WHAT YOU WILL DO:
For the string "amount", find every matching line in the records and copy it.

DATA UNDER STUDY:
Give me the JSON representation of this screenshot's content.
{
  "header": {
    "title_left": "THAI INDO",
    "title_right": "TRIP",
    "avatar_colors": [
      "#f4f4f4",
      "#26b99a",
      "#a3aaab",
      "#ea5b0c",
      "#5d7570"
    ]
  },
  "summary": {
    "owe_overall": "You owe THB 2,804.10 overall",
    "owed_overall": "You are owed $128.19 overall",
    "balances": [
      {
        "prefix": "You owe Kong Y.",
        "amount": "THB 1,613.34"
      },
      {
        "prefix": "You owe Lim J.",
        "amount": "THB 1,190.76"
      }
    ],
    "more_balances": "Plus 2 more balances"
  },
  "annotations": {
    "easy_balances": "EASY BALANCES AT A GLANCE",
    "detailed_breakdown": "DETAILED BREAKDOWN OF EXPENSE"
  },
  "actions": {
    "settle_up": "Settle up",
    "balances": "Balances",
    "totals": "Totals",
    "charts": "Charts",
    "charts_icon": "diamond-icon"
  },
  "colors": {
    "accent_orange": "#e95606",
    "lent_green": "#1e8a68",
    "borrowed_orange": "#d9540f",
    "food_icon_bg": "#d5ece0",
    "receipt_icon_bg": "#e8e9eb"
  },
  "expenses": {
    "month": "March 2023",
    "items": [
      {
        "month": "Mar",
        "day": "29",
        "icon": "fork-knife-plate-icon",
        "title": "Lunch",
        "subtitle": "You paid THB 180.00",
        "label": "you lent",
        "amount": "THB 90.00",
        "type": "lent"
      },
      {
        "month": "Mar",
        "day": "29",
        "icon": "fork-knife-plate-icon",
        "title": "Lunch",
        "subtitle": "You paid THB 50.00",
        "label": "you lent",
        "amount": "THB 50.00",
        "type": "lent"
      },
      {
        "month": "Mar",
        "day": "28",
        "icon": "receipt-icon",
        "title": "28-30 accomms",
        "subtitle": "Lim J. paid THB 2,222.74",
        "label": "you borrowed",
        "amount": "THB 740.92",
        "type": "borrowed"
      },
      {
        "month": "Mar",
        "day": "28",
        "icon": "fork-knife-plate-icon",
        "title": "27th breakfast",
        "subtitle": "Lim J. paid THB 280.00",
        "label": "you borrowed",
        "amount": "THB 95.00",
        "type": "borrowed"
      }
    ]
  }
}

WRITTEN SOLUTION:
        "amount": "THB 1,613.34"
        "amount": "THB 1,190.76"
        "amount": "THB 90.00",
        "amount": "THB 50.00",
        "amount": "THB 740.92",
        "amount": "THB 95.00",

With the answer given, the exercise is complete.